Rand Paul.

I came across this quotation via Facebook, which in turn had been posted up by someone on a sort of “celebrity” website. The person who put up the posting in the first place is clearly traumatised at the statement of principle by Rand Paul about the bogus “right” to healthcare. RP is to be congratulated for spelling out in the clearest fashion what is wrong with notions of claim rights where what is involved is not the classical (correct) notion of a right to be left alone, but the contrary attitude about a “right” to demand that others give you something even if those others haven’t taken it away in the first place.

This sort of confusion, famously skewered many years ago by Isiah Berlin in his essay about two concepts of liberty, still persists. I often find Rand Paul’s sort of argument particularly powerful when putting the problem with such “rights” in human terms.

Samizdata quote of the day

If we wanted to be “together” in the ways Obama envisions, then no force would be necessary. If public schools were any good, people would not flock to private education the minute they could afford it (and sometimes even when they can’t.) The same with other government-mandated activities or programs. People would voluntarily, en masse, “invest” and “come together” and do all the other things that Obama, and other progressive statists like him, believe we should do.

Michael Hurd

It seems that in the final year or so of his dreadful presidency, Obama is becoming ever blunter in his public pronouncements, disparaging business and America’s individualism. It reminds me a bit of that scene in the Fountainhead where Elsworth Toohey, the arch-villain, confesses to his powerlust.
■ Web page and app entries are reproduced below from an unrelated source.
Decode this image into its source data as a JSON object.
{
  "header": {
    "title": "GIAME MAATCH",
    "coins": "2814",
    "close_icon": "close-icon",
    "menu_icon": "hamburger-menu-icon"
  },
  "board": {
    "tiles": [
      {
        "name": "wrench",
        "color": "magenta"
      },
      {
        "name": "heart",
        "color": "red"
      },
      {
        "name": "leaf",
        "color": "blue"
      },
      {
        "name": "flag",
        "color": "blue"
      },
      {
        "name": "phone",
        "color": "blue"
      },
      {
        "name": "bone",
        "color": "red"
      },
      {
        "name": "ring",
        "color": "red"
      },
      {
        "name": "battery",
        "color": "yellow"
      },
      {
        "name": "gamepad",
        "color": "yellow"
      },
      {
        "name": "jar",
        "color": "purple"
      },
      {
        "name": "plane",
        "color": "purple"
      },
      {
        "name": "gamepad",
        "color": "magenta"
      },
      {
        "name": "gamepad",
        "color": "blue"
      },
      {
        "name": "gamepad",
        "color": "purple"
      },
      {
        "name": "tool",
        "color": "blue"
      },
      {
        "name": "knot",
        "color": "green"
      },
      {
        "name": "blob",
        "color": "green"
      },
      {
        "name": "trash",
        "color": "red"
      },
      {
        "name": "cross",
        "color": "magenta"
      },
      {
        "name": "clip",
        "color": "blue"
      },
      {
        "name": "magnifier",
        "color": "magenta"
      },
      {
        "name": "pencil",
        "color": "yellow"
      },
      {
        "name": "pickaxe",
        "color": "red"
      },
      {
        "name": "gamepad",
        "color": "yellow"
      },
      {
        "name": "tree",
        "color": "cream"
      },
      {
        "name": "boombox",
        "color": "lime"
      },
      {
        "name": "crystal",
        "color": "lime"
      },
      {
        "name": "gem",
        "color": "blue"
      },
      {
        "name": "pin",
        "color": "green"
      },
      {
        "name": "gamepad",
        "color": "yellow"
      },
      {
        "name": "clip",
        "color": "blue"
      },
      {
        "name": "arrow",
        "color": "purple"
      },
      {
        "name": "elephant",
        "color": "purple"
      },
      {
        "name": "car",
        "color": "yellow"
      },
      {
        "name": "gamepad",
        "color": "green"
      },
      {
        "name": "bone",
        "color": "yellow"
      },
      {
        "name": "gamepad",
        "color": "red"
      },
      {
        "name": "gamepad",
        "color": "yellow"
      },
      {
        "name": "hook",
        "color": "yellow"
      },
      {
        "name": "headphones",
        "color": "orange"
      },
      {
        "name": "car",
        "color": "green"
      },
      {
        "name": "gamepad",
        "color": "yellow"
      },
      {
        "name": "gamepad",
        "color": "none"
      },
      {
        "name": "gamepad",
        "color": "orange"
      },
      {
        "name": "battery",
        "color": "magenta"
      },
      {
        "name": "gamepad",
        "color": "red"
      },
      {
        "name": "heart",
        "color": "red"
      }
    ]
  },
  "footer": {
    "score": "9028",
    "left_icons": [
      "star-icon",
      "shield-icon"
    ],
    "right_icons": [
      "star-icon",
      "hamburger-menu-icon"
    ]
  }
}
Remember: the world’s most powerful country voted for this shit – twice, and by handy margins.